» PROVIDED RECORDS
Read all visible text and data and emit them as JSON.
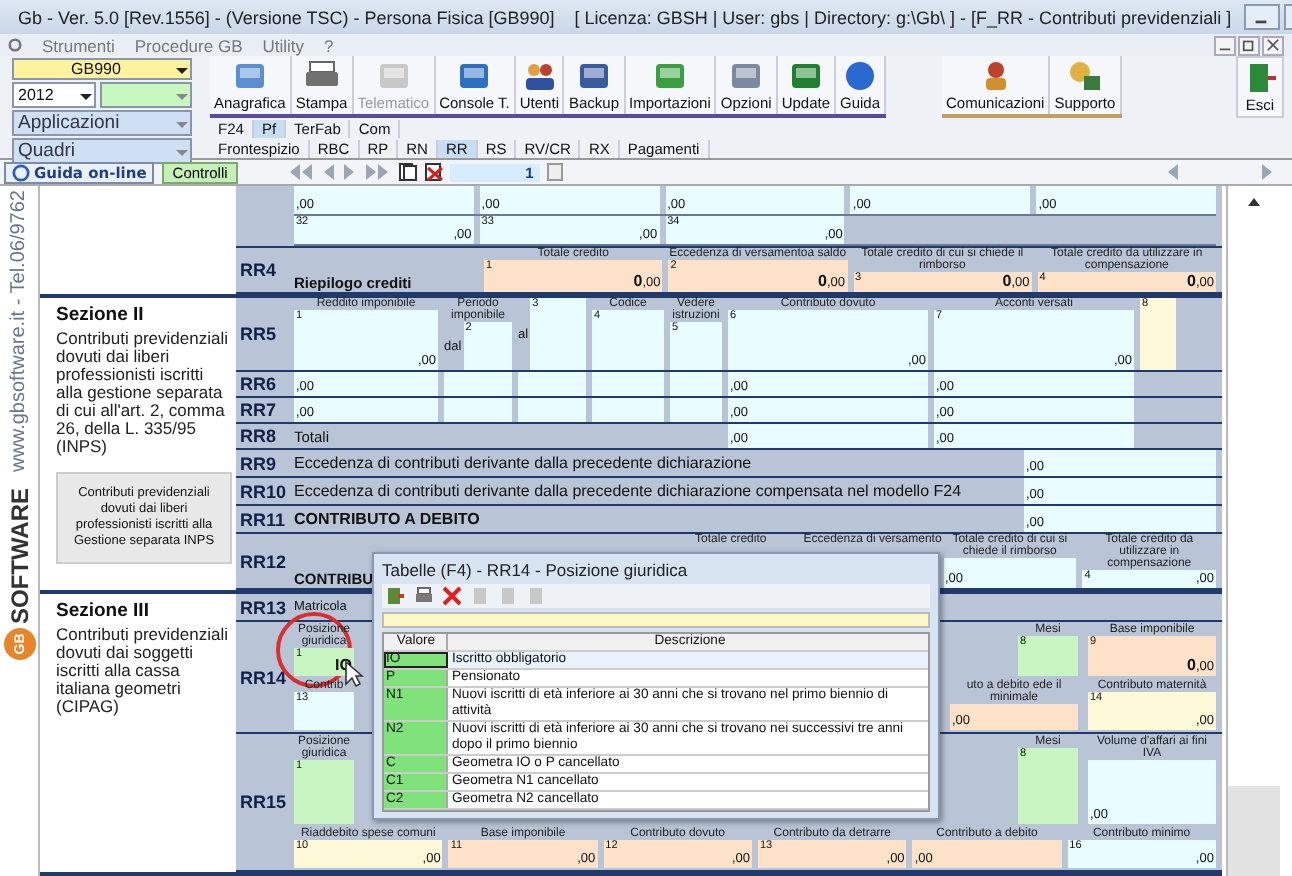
{
  "window": {
    "title": "Gb - Ver. 5.0 [Rev.1556] - (Versione TSC) -  Persona Fisica [GB990]",
    "info": "[ Licenza: GBSH | User: gbs | Directory: g:\\Gb\\ ] - [F_RR - Contributi previdenziali ]"
  },
  "menu": [
    "Strumenti",
    "Procedure GB",
    "Utility",
    "?"
  ],
  "selectors": {
    "company": "GB990",
    "year": "2012",
    "applications": "Applicazioni",
    "forms": "Quadri"
  },
  "toolbar": [
    {
      "label": "Anagrafica",
      "disabled": false
    },
    {
      "label": "Stampa",
      "disabled": false
    },
    {
      "label": "Telematico",
      "disabled": true
    },
    {
      "label": "Console T.",
      "disabled": false
    },
    {
      "label": "Utenti",
      "disabled": false
    },
    {
      "label": "Backup",
      "disabled": false
    },
    {
      "label": "Importazioni",
      "disabled": false
    },
    {
      "label": "Opzioni",
      "disabled": false
    },
    {
      "label": "Update",
      "disabled": false
    },
    {
      "label": "Guida",
      "disabled": false
    }
  ],
  "toolbar_right": [
    "Comunicazioni",
    "Supporto"
  ],
  "exit": "Esci",
  "model_tabs": [
    {
      "label": "F24",
      "selected": false
    },
    {
      "label": "Pf",
      "selected": true
    },
    {
      "label": "TerFab",
      "selected": false
    },
    {
      "label": "Com",
      "selected": false
    }
  ],
  "form_tabs": [
    {
      "label": "Frontespizio",
      "selected": false
    },
    {
      "label": "RBC",
      "selected": false
    },
    {
      "label": "RP",
      "selected": false
    },
    {
      "label": "RN",
      "selected": false
    },
    {
      "label": "RR",
      "selected": true
    },
    {
      "label": "RS",
      "selected": false
    },
    {
      "label": "RV/CR",
      "selected": false
    },
    {
      "label": "RX",
      "selected": false
    },
    {
      "label": "Pagamenti",
      "selected": false
    }
  ],
  "nav": {
    "help": "Guida on-line",
    "checks": "Controlli",
    "page": "1"
  },
  "sidebar": {
    "website": "www.gbsoftware.it - Tel.06/9762",
    "logo_mark": "GB",
    "logo": "SOFTWARE"
  },
  "groups": [
    {
      "rows": [
        {
          "kind": "carry",
          "lines": [
            [
              {
                "cents": ",00",
                "color": "#e9fcff"
              },
              {
                "cents": ",00",
                "color": "#e9fcff"
              },
              {
                "cents": ",00",
                "color": "#e9fcff"
              },
              {
                "cents": ",00",
                "color": "#e9fcff"
              },
              {
                "cents": ",00",
                "color": "#e9fcff"
              }
            ],
            [
              {
                "number": "32",
                "cents": ",00",
                "color": "#e9fcff"
              },
              {
                "number": "33",
                "cents": ",00",
                "color": "#e9fcff"
              },
              {
                "number": "34",
                "cents": ",00",
                "color": "#e9fcff"
              }
            ]
          ]
        },
        {
          "kind": "summary",
          "code": "RR4",
          "label": "Riepilogo crediti",
          "credits": [
            {
              "heading": "Totale credito",
              "number": "1",
              "value": "0",
              "cents": ",00",
              "color": "#fde2c9"
            },
            {
              "heading": "Eccedenza di versamentoa saldo",
              "number": "2",
              "value": "0",
              "cents": ",00",
              "color": "#fde2c9"
            },
            {
              "heading": "Totale credito di cui si chiede il rimborso",
              "number": "3",
              "value": "0",
              "cents": ",00",
              "color": "#fde2c9"
            },
            {
              "heading": "Totale credito da utilizzare in compensazione",
              "number": "4",
              "value": "0",
              "cents": ",00",
              "color": "#fde2c9"
            }
          ]
        }
      ]
    },
    {
      "section": {
        "title": "Sezione II",
        "text": "Contributi previdenziali dovuti dai liberi professionisti iscritti alla gestione separata di cui all'art. 2, comma 26, della L. 335/95 (INPS)",
        "note": "Contributi previdenziali dovuti dai liberi professionisti iscritti alla Gestione separata INPS"
      },
      "rows": [
        {
          "kind": "income",
          "code": "RR5",
          "cells": [
            {
              "heading": "Reddito imponibile",
              "number": "1",
              "cents": ",00",
              "color": "#e9fcff"
            },
            {
              "heading": "Periodo imponibile",
              "prefix": "dal",
              "number": "2",
              "color": "#e9fcff"
            },
            {
              "prefix": "al",
              "number": "3",
              "color": "#e9fcff"
            },
            {
              "heading": "Codice",
              "number": "4",
              "color": "#e9fcff"
            },
            {
              "heading": "Vedere istruzioni",
              "number": "5",
              "color": "#e9fcff"
            },
            {
              "heading": "Contributo dovuto",
              "number": "6",
              "cents": ",00",
              "color": "#e9fcff"
            },
            {
              "heading": "Acconti versati",
              "number": "7",
              "cents": ",00",
              "color": "#e9fcff"
            },
            {
              "number": "8",
              "color": "#fdf9d8"
            }
          ]
        },
        {
          "kind": "income",
          "code": "RR6",
          "cells": [
            {
              "cents": ",00",
              "color": "#e9fcff"
            },
            {
              "color": "#e9fcff"
            },
            {
              "color": "#e9fcff"
            },
            {
              "color": "#e9fcff"
            },
            {
              "color": "#e9fcff"
            },
            {
              "cents": ",00",
              "color": "#e9fcff"
            },
            {
              "cents": ",00",
              "color": "#e9fcff"
            }
          ]
        },
        {
          "kind": "income",
          "code": "RR7",
          "cells": [
            {
              "cents": ",00",
              "color": "#e9fcff"
            },
            {
              "color": "#e9fcff"
            },
            {
              "color": "#e9fcff"
            },
            {
              "color": "#e9fcff"
            },
            {
              "color": "#e9fcff"
            },
            {
              "cents": ",00",
              "color": "#e9fcff"
            },
            {
              "cents": ",00",
              "color": "#e9fcff"
            }
          ]
        },
        {
          "kind": "income",
          "code": "RR8",
          "label": "Totali",
          "cells": [
            "",
            "",
            "",
            "",
            "",
            {
              "cents": ",00",
              "color": "#e9fcff"
            },
            {
              "cents": ",00",
              "color": "#e9fcff"
            }
          ]
        },
        {
          "kind": "line",
          "code": "RR9",
          "label": "Eccedenza di contributi derivante dalla precedente dichiarazione",
          "cells": [
            {
              "cents": ",00",
              "color": "#e9fcff"
            }
          ]
        },
        {
          "kind": "line",
          "code": "RR10",
          "label": "Eccedenza di contributi derivante dalla precedente dichiarazione compensata nel modello  F24",
          "cells": [
            {
              "cents": ",00",
              "color": "#e9fcff"
            }
          ]
        },
        {
          "kind": "due",
          "code": "RR11",
          "label": "CONTRIBUTO A DEBITO",
          "cells": [
            {
              "cents": ",00",
              "color": "#e9fcff"
            }
          ]
        },
        {
          "kind": "summary",
          "code": "RR12",
          "label": "CONTRIBU",
          "credits": [
            {
              "heading": "Totale credito"
            },
            {
              "heading": "Eccedenza di versamento"
            },
            {
              "heading": "Totale credito di cui si chiede il rimborso",
              "cents": ",00",
              "color": "#e9fcff"
            },
            {
              "heading": "Totale credito da utilizzare in compensazione",
              "number": "4",
              "cents": ",00",
              "color": "#e9fcff"
            }
          ]
        }
      ]
    },
    {
      "section": {
        "title": "Sezione III",
        "text": "Contributi previdenziali dovuti dai soggetti iscritti alla cassa italiana geometri (CIPAG)"
      },
      "rows": [
        {
          "kind": "plain",
          "code": "RR13",
          "label": "Matricola"
        },
        {
          "kind": "position",
          "code": "RR14",
          "lines": [
            {
              "left": [
                {
                  "heading": "Posizione giuridica",
                  "number": "1",
                  "value": "IO",
                  "color": "#c9f5c3"
                }
              ],
              "right": [
                {
                  "heading": "Mesi",
                  "number": "8",
                  "color": "#c9f5c3"
                },
                {
                  "heading": "Base imponibile",
                  "number": "9",
                  "value": "0",
                  "cents": ",00",
                  "color": "#fde2c9"
                }
              ]
            },
            {
              "left": [
                {
                  "heading": "Contrib",
                  "number": "13",
                  "color": "#e9fcff"
                }
              ],
              "right": [
                {
                  "heading": "uto a debito ede il minimale",
                  "cents": ",00",
                  "color": "#fde2c9"
                },
                {
                  "heading": "Contributo maternità",
                  "number": "14",
                  "cents": ",00",
                  "color": "#fdf9d8"
                }
              ]
            }
          ]
        },
        {
          "kind": "position",
          "code": "RR15",
          "lines": [
            {
              "left": [
                {
                  "heading": "Posizione giuridica",
                  "number": "1",
                  "color": "#c9f5c3"
                }
              ],
              "right": [
                {
                  "heading": "Mesi",
                  "number": "8",
                  "color": "#c9f5c3"
                },
                {
                  "heading": "Volume d'affari ai fini IVA",
                  "cents": ",00",
                  "color": "#e9fcff"
                }
              ]
            },
            {
              "cells": [
                {
                  "heading": "Riaddebito spese comuni",
                  "number": "10",
                  "cents": ",00",
                  "color": "#fdf9d8"
                },
                {
                  "heading": "Base imponibile",
                  "number": "11",
                  "cents": ",00",
                  "color": "#fde2c9"
                },
                {
                  "heading": "Contributo dovuto",
                  "number": "12",
                  "cents": ",00",
                  "color": "#fde2c9"
                },
                {
                  "heading": "Contributo da detrarre",
                  "number": "13",
                  "cents": ",00",
                  "color": "#fde2c9"
                },
                {
                  "heading": "Contributo a debito",
                  "cents": ",00",
                  "color": "#fde2c9"
                },
                {
                  "heading": "Contributo minimo",
                  "number": "16",
                  "cents": ",00",
                  "color": "#e9fcff"
                }
              ]
            }
          ]
        }
      ]
    }
  ],
  "dialog": {
    "title": "Tabelle (F4) - RR14 - Posizione giuridica",
    "columns": [
      "Valore",
      "Descrizione"
    ],
    "rows": [
      {
        "value": "IO",
        "description": "Iscritto obbligatorio",
        "selected": true
      },
      {
        "value": "P",
        "description": "Pensionato",
        "selected": false
      },
      {
        "value": "N1",
        "description": "Nuovi iscritti di età inferiore ai 30 anni che si trovano nel primo biennio di attività",
        "selected": false
      },
      {
        "value": "N2",
        "description": "Nuovi iscritti di età inferiore ai 30 anni che si trovano nei successivi tre anni dopo il primo biennio",
        "selected": false
      },
      {
        "value": "C",
        "description": "Geometra IO o P cancellato",
        "selected": false
      },
      {
        "value": "C1",
        "description": "Geometra N1 cancellato",
        "selected": false
      },
      {
        "value": "C2",
        "description": "Geometra N2 cancellato",
        "selected": false
      }
    ]
  }
}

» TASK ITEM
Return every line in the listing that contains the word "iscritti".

» SOLVED PROBLEM
        "text": "Contributi previdenziali dovuti dai liberi professionisti iscritti alla gestione separata di cui all'art. 2, comma 26, della L. 335/95 (INPS)",
        "note": "Contributi previdenziali dovuti dai liberi professionisti iscritti alla Gestione separata INPS"
        "text": "Contributi previdenziali dovuti dai soggetti iscritti alla cassa italiana geometri (CIPAG)"
        "description": "Nuovi iscritti di età inferiore ai 30 anni che si trovano nel primo biennio di attività",
        "description": "Nuovi iscritti di età inferiore ai 30 anni che si trovano nei successivi tre anni dopo il primo biennio",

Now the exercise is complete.